- _WHAT TO PRODUCE_
Give the data a second time, exactly and in full.

[SUPPLIED MATERIAL Boundary: Start]

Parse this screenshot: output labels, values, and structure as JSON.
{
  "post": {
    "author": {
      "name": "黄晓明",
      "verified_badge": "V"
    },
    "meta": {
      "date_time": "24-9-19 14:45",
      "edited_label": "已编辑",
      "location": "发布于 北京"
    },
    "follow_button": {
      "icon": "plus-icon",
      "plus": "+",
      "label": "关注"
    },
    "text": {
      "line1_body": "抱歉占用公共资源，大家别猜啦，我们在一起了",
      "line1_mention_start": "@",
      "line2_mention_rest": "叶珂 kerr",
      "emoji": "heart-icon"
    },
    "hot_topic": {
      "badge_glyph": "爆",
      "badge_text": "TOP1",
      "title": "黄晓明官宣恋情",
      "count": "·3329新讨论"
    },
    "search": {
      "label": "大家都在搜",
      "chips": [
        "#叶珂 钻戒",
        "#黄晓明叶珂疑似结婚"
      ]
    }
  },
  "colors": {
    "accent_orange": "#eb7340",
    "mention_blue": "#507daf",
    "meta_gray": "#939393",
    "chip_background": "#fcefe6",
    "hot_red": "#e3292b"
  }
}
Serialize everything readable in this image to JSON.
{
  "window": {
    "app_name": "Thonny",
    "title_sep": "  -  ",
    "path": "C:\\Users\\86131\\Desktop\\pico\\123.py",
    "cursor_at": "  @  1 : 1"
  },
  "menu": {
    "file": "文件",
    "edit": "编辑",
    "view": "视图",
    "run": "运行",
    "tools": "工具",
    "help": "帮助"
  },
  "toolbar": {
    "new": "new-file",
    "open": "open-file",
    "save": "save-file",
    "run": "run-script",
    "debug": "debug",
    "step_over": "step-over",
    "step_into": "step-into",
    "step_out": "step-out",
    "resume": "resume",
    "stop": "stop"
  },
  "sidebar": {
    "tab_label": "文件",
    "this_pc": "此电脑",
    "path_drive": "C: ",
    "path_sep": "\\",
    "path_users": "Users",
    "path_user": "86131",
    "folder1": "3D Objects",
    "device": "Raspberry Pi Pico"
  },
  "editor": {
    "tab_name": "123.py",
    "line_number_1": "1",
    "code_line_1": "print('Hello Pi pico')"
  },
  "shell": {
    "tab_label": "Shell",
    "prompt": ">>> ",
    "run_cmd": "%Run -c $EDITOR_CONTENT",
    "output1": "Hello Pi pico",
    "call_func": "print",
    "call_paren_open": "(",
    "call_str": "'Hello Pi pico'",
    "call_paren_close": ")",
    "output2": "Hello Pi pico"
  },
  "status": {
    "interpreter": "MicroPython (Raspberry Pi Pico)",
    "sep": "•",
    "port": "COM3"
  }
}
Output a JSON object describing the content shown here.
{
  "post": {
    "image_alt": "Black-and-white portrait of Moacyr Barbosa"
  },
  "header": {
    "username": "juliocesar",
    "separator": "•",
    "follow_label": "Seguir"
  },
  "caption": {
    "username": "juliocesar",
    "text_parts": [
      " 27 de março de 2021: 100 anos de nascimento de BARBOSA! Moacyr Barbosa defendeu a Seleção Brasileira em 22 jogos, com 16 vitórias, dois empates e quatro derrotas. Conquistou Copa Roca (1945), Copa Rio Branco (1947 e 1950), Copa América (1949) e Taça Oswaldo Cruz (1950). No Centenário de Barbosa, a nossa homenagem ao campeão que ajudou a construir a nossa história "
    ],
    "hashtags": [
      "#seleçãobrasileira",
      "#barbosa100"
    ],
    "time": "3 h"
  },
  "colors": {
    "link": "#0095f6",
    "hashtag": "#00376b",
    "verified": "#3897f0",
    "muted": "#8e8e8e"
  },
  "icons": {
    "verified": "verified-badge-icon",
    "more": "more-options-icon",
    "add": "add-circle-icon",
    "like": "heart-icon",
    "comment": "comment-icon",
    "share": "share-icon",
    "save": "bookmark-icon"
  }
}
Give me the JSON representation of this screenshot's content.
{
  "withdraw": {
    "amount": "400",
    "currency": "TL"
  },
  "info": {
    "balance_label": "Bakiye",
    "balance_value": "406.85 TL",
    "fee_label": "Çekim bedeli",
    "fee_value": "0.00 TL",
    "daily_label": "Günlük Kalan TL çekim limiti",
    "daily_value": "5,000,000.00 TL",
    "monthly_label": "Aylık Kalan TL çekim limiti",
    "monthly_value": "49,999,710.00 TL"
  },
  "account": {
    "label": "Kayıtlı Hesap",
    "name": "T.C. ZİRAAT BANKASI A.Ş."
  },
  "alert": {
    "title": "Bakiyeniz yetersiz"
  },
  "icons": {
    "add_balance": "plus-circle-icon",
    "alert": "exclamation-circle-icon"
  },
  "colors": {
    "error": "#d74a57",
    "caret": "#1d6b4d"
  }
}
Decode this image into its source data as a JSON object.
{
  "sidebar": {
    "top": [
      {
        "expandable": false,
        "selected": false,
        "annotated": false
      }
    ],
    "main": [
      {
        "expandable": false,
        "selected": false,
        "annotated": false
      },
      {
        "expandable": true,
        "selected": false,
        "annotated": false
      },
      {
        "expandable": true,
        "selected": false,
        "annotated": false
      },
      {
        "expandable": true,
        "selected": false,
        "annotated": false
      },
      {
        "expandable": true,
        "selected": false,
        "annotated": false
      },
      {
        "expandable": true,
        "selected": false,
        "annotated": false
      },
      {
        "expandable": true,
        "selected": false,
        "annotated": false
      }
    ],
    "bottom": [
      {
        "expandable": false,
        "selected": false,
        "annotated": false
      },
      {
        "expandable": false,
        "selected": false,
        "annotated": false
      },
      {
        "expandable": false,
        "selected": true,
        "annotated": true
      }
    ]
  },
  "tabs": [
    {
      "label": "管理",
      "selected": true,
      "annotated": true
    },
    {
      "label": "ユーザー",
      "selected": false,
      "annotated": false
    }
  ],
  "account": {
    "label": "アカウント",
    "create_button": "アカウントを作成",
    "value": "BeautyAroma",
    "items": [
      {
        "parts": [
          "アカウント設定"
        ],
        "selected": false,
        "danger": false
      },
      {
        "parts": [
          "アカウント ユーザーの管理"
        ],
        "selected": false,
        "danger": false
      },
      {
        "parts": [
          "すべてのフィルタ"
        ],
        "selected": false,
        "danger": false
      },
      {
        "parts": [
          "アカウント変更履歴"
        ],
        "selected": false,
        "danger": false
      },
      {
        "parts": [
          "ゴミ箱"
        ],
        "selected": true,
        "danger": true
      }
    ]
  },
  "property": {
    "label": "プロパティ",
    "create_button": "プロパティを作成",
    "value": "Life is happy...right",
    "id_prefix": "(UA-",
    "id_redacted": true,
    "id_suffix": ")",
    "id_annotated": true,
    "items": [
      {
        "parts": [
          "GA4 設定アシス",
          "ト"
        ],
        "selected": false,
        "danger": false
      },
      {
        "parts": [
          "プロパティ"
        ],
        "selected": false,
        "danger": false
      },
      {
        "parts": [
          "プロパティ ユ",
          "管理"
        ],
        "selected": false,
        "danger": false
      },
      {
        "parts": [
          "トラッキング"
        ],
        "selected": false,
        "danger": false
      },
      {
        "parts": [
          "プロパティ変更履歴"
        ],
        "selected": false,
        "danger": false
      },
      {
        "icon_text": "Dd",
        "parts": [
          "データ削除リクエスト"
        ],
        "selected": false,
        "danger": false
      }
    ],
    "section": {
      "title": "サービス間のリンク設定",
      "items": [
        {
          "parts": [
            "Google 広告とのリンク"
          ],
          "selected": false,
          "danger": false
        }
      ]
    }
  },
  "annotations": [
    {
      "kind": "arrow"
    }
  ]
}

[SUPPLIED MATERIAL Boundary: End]

- _REPLY_
Parse this screenshot: output labels, values, and structure as JSON.
{
  "post": {
    "author": {
      "name": "黄晓明",
      "verified_badge": "V"
    },
    "meta": {
      "date_time": "24-9-19 14:45",
      "edited_label": "已编辑",
      "location": "发布于 北京"
    },
    "follow_button": {
      "icon": "plus-icon",
      "plus": "+",
      "label": "关注"
    },
    "text": {
      "line1_body": "抱歉占用公共资源，大家别猜啦，我们在一起了",
      "line1_mention_start": "@",
      "line2_mention_rest": "叶珂 kerr",
      "emoji": "heart-icon"
    },
    "hot_topic": {
      "badge_glyph": "爆",
      "badge_text": "TOP1",
      "title": "黄晓明官宣恋情",
      "count": "·3329新讨论"
    },
    "search": {
      "label": "大家都在搜",
      "chips": [
        "#叶珂 钻戒",
        "#黄晓明叶珂疑似结婚"
      ]
    }
  },
  "colors": {
    "accent_orange": "#eb7340",
    "mention_blue": "#507daf",
    "meta_gray": "#939393",
    "chip_background": "#fcefe6",
    "hot_red": "#e3292b"
  }
}
Serialize everything readable in this image to JSON.
{
  "window": {
    "app_name": "Thonny",
    "title_sep": "  -  ",
    "path": "C:\\Users\\86131\\Desktop\\pico\\123.py",
    "cursor_at": "  @  1 : 1"
  },
  "menu": {
    "file": "文件",
    "edit": "编辑",
    "view": "视图",
    "run": "运行",
    "tools": "工具",
    "help": "帮助"
  },
  "toolbar": {
    "new": "new-file",
    "open": "open-file",
    "save": "save-file",
    "run": "run-script",
    "debug": "debug",
    "step_over": "step-over",
    "step_into": "step-into",
    "step_out": "step-out",
    "resume": "resume",
    "stop": "stop"
  },
  "sidebar": {
    "tab_label": "文件",
    "this_pc": "此电脑",
    "path_drive": "C: ",
    "path_sep": "\\",
    "path_users": "Users",
    "path_user": "86131",
    "folder1": "3D Objects",
    "device": "Raspberry Pi Pico"
  },
  "editor": {
    "tab_name": "123.py",
    "line_number_1": "1",
    "code_line_1": "print('Hello Pi pico')"
  },
  "shell": {
    "tab_label": "Shell",
    "prompt": ">>> ",
    "run_cmd": "%Run -c $EDITOR_CONTENT",
    "output1": "Hello Pi pico",
    "call_func": "print",
    "call_paren_open": "(",
    "call_str": "'Hello Pi pico'",
    "call_paren_close": ")",
    "output2": "Hello Pi pico"
  },
  "status": {
    "interpreter": "MicroPython (Raspberry Pi Pico)",
    "sep": "•",
    "port": "COM3"
  }
}
Output a JSON object describing the content shown here.
{
  "post": {
    "image_alt": "Black-and-white portrait of Moacyr Barbosa"
  },
  "header": {
    "username": "juliocesar",
    "separator": "•",
    "follow_label": "Seguir"
  },
  "caption": {
    "username": "juliocesar",
    "text_parts": [
      " 27 de março de 2021: 100 anos de nascimento de BARBOSA! Moacyr Barbosa defendeu a Seleção Brasileira em 22 jogos, com 16 vitórias, dois empates e quatro derrotas. Conquistou Copa Roca (1945), Copa Rio Branco (1947 e 1950), Copa América (1949) e Taça Oswaldo Cruz (1950). No Centenário de Barbosa, a nossa homenagem ao campeão que ajudou a construir a nossa história "
    ],
    "hashtags": [
      "#seleçãobrasileira",
      "#barbosa100"
    ],
    "time": "3 h"
  },
  "colors": {
    "link": "#0095f6",
    "hashtag": "#00376b",
    "verified": "#3897f0",
    "muted": "#8e8e8e"
  },
  "icons": {
    "verified": "verified-badge-icon",
    "more": "more-options-icon",
    "add": "add-circle-icon",
    "like": "heart-icon",
    "comment": "comment-icon",
    "share": "share-icon",
    "save": "bookmark-icon"
  }
}
Give me the JSON representation of this screenshot's content.
{
  "withdraw": {
    "amount": "400",
    "currency": "TL"
  },
  "info": {
    "balance_label": "Bakiye",
    "balance_value": "406.85 TL",
    "fee_label": "Çekim bedeli",
    "fee_value": "0.00 TL",
    "daily_label": "Günlük Kalan TL çekim limiti",
    "daily_value": "5,000,000.00 TL",
    "monthly_label": "Aylık Kalan TL çekim limiti",
    "monthly_value": "49,999,710.00 TL"
  },
  "account": {
    "label": "Kayıtlı Hesap",
    "name": "T.C. ZİRAAT BANKASI A.Ş."
  },
  "alert": {
    "title": "Bakiyeniz yetersiz"
  },
  "icons": {
    "add_balance": "plus-circle-icon",
    "alert": "exclamation-circle-icon"
  },
  "colors": {
    "error": "#d74a57",
    "caret": "#1d6b4d"
  }
}
Decode this image into its source data as a JSON object.
{
  "sidebar": {
    "top": [
      {
        "expandable": false,
        "selected": false,
        "annotated": false
      }
    ],
    "main": [
      {
        "expandable": false,
        "selected": false,
        "annotated": false
      },
      {
        "expandable": true,
        "selected": false,
        "annotated": false
      },
      {
        "expandable": true,
        "selected": false,
        "annotated": false
      },
      {
        "expandable": true,
        "selected": false,
        "annotated": false
      },
      {
        "expandable": true,
        "selected": false,
        "annotated": false
      },
      {
        "expandable": true,
        "selected": false,
        "annotated": false
      },
      {
        "expandable": true,
        "selected": false,
        "annotated": false
      }
    ],
    "bottom": [
      {
        "expandable": false,
        "selected": false,
        "annotated": false
      },
      {
        "expandable": false,
        "selected": false,
        "annotated": false
      },
      {
        "expandable": false,
        "selected": true,
        "annotated": true
      }
    ]
  },
  "tabs": [
    {
      "label": "管理",
      "selected": true,
      "annotated": true
    },
    {
      "label": "ユーザー",
      "selected": false,
      "annotated": false
    }
  ],
  "account": {
    "label": "アカウント",
    "create_button": "アカウントを作成",
    "value": "BeautyAroma",
    "items": [
      {
        "parts": [
          "アカウント設定"
        ],
        "selected": false,
        "danger": false
      },
      {
        "parts": [
          "アカウント ユーザーの管理"
        ],
        "selected": false,
        "danger": false
      },
      {
        "parts": [
          "すべてのフィルタ"
        ],
        "selected": false,
        "danger": false
      },
      {
        "parts": [
          "アカウント変更履歴"
        ],
        "selected": false,
        "danger": false
      },
      {
        "parts": [
          "ゴミ箱"
        ],
        "selected": true,
        "danger": true
      }
    ]
  },
  "property": {
    "label": "プロパティ",
    "create_button": "プロパティを作成",
    "value": "Life is happy...right",
    "id_prefix": "(UA-",
    "id_redacted": true,
    "id_suffix": ")",
    "id_annotated": true,
    "items": [
      {
        "parts": [
          "GA4 設定アシス",
          "ト"
        ],
        "selected": false,
        "danger": false
      },
      {
        "parts": [
          "プロパティ"
        ],
        "selected": false,
        "danger": false
      },
      {
        "parts": [
          "プロパティ ユ",
          "管理"
        ],
        "selected": false,
        "danger": false
      },
      {
        "parts": [
          "トラッキング"
        ],
        "selected": false,
        "danger": false
      },
      {
        "parts": [
          "プロパティ変更履歴"
        ],
        "selected": false,
        "danger": false
      },
      {
        "icon_text": "Dd",
        "parts": [
          "データ削除リクエスト"
        ],
        "selected": false,
        "danger": false
      }
    ],
    "section": {
      "title": "サービス間のリンク設定",
      "items": [
        {
          "parts": [
            "Google 広告とのリンク"
          ],
          "selected": false,
          "danger": false
        }
      ]
    }
  },
  "annotations": [
    {
      "kind": "arrow"
    }
  ]
}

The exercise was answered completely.